Copy all lines below that use the word "Harsona".

Top of DATA PROVIDED

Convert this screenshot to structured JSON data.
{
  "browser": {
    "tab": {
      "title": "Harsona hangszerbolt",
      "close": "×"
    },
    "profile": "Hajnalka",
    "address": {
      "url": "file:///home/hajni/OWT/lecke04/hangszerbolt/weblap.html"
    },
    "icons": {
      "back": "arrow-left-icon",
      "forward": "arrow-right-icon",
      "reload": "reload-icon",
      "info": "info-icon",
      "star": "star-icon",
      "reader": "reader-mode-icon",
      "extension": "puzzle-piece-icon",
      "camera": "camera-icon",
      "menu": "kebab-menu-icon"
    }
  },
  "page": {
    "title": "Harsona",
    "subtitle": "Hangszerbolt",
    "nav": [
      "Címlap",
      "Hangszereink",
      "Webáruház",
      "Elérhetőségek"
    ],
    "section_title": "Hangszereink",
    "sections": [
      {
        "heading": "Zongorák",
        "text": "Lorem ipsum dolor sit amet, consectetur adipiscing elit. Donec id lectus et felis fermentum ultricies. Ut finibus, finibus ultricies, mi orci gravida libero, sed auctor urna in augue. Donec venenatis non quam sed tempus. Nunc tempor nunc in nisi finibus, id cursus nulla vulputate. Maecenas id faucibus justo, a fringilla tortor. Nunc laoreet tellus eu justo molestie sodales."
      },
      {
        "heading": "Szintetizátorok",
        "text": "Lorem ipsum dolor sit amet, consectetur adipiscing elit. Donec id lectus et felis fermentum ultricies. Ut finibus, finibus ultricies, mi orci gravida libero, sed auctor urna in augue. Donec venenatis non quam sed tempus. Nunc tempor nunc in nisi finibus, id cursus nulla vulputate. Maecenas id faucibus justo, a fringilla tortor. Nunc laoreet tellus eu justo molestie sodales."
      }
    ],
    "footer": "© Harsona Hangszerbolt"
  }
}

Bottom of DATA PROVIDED

**SOLUTION TO THIS PROBLEM:**
      "title": "Harsona hangszerbolt",
    "title": "Harsona",
    "footer": "© Harsona Hangszerbolt"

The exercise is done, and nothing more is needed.